Nevertheless, you have to play until the whistle blows and Raheem Sterling salvaged the victory for the Blues. He played the ball wide to Danilo before making a nice cutback run into the center of the box where the City right back found him. Sterling had time to take a touch before lobbing the ball into the far side of the goal to secure the three points.
Sterling then led the whole team to the corner of the pitch where they celebrated with the traveling fans, who were obviously fired up. Unfortunately referee Mike Dean doesn’t understand how human emotions work and gave Sterling a second yellow card, meaning he will be suspended for City’s next match against Liverpool.
Overall, this game was not as satisfying as expected. City were by far the better team on Saturday and deserved the victory, but it wasn’t as dominant as many thought it would be. They will certainly play better as they develop stronger chemistry and when it all comes together it will be a beautiful thing. We’ve seen glimpses of how lethal this team can be through the first three games of the season and they are bound to start smashing teams when it clicks.
This Manchester City lineup is so fluid and there is so much interchanging between positions that developing chemistry can be more challenging than it would if there were more structured roles. But having this variety in the side maximizes City’s potential because it presents unique challenges for every defense they face.
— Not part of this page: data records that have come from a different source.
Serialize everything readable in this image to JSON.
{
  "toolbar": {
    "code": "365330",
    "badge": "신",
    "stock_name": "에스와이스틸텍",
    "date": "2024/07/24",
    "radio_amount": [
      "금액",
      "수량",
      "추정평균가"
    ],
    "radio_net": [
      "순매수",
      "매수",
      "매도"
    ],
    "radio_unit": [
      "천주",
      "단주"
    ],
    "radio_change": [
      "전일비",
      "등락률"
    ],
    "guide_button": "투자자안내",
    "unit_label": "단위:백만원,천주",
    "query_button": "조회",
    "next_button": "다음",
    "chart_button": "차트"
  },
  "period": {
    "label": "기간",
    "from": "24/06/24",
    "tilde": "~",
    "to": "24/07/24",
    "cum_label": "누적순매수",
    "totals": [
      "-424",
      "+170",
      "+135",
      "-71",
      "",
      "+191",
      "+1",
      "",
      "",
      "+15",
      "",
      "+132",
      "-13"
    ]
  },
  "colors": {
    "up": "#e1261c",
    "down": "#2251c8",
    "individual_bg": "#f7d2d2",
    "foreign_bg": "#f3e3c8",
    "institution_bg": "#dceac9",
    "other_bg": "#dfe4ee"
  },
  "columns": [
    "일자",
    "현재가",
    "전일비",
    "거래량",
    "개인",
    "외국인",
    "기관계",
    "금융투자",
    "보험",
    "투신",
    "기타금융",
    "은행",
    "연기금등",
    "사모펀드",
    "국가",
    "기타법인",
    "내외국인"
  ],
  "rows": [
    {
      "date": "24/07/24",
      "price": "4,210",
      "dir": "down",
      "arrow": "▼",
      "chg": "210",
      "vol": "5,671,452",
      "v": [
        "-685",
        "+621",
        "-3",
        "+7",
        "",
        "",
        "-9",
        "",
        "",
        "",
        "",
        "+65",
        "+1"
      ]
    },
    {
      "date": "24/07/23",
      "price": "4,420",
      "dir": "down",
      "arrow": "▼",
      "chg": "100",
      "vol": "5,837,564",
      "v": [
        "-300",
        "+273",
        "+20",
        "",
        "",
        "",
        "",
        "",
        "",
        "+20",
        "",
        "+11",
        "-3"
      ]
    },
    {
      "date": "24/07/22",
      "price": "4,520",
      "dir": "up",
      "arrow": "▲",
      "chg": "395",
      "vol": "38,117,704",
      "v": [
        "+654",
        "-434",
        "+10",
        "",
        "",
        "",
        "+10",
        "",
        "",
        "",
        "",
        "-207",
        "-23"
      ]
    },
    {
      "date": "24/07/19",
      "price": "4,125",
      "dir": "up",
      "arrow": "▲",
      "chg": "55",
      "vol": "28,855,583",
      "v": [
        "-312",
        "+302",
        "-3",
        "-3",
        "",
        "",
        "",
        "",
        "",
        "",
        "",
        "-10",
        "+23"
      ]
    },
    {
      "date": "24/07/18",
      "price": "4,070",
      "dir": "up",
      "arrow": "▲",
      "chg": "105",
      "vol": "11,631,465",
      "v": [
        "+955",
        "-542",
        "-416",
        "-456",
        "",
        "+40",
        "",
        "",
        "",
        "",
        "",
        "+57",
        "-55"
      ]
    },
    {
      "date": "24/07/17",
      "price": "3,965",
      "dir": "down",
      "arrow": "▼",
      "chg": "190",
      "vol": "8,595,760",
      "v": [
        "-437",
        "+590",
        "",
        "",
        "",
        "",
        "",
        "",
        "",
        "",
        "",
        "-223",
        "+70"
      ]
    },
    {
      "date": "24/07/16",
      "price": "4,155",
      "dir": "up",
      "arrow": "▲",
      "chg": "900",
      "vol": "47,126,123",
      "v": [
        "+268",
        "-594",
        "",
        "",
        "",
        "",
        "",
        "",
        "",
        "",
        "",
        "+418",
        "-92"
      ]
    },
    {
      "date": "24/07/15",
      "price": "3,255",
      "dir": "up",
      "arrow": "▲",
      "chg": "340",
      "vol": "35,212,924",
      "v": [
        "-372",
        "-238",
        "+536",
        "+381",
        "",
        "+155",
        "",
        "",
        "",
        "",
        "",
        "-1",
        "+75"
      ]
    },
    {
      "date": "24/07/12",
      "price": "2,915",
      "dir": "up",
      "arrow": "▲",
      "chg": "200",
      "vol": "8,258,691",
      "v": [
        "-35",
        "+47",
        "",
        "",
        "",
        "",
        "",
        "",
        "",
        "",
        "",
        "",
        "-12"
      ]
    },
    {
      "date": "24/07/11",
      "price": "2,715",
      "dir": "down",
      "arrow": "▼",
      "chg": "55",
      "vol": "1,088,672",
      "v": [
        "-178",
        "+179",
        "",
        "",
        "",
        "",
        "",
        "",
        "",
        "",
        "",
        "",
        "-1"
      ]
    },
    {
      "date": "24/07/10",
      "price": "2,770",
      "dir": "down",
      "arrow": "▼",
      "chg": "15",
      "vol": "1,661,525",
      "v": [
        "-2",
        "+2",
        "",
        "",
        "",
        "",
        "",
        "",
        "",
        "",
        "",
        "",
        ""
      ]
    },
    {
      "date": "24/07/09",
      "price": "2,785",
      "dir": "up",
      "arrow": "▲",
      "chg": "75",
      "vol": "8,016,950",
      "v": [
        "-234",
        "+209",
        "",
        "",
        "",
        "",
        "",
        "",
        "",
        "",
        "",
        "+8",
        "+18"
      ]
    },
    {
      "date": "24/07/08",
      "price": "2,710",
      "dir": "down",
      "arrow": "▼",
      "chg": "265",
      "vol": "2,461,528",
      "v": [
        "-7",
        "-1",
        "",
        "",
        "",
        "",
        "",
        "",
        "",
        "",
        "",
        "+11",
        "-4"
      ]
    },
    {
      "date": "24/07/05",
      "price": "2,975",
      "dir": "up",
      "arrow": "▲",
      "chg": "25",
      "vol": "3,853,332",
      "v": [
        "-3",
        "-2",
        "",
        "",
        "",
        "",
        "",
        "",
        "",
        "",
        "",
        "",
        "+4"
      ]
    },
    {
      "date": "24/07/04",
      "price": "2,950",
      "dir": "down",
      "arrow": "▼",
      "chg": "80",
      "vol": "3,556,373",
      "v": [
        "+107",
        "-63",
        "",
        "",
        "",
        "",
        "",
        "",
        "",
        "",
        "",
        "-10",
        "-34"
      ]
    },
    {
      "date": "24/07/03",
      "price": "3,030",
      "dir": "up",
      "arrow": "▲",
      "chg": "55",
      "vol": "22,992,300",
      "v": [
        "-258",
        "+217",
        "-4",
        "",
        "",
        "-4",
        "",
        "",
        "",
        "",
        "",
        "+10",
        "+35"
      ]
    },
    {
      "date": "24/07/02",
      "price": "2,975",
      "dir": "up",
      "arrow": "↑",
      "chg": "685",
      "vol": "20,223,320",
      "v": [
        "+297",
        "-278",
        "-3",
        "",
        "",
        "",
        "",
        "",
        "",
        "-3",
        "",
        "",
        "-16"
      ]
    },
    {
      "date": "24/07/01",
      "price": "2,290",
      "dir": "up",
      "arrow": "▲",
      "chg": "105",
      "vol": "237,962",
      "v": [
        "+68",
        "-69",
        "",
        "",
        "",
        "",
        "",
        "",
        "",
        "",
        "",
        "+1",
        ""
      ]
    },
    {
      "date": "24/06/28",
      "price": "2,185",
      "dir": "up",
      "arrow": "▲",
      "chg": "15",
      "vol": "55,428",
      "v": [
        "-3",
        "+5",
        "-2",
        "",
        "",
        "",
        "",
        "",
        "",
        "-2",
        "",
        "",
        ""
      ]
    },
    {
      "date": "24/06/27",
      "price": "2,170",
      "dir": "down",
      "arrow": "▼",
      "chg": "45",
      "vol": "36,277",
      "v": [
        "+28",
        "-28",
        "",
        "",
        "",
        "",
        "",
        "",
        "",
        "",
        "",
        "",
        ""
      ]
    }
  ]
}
This team is full of versatile and intelligent players who have been given the freedom to play with creativity. This game was a perfect example of that as City were nominally playing in 4-3-3 but the positional breakdown was very malleable.
Throughout the match, the front line would switch positions or drop deeper into the midfield based on the flow of the game. Kevin De Bruyne and David Silva, both of whom are often given the liberty to roam, ranged all over the pitch. Mendy and Danilo primarily provided width, but also made diagonal runs into the center of the pitch when a teammate already occupied the wing.
This dynamism presents many exciting opportunities and will give defenses nightmares all season. It was also interesting to see how City would look with a four-man backline, which is a structure that many fans still prefer despite the recent focus on the 3-5-2. Sacrificing a central defender did not deter the full backs from being aggressive and pushing far up the pitch. This is not surprising as Pep has never been one to be conservative, but it could make City vulnerable to teams who can effectively counter attack.
Kompany and Nicolas Otamendi were often spread wide while in possession and Fernandinho would drop right in between them. City will be particularly susceptible when Fernandinho makes attacking runs without a teammate covering for him. They maintained a very high line and pressed Bournemouth as soon as they regained possession. Bournemouth did not attempt many balls over the top but teams will certainly focus on that in the future. Éderson’s ability and willingness to operate as a sweeper keeper far from goal will reduce the risk this high line presents.
City did give up quite a few counter-attacking chances and the central defense was often left on an island to defend in space. Both Kompany and Otamendi were guilty of lunging into tackles to stop a fast break, receiving a yellow card each for their actions. Opposing forwards are going to run at the central defense when they are isolated like this and City will be exploited if their transitional defense doesn’t improve.
At the end of the day, it was an acceptable performance for the Blues and it’s a whole lot easier to tolerate the flaws we saw when they occur in a victory. There were plenty of positives to take away from this game as well and it’s only a matter of time before this team really gels. City will face their toughest test of the season to date when they meet Liverpool on September 9th after the international break.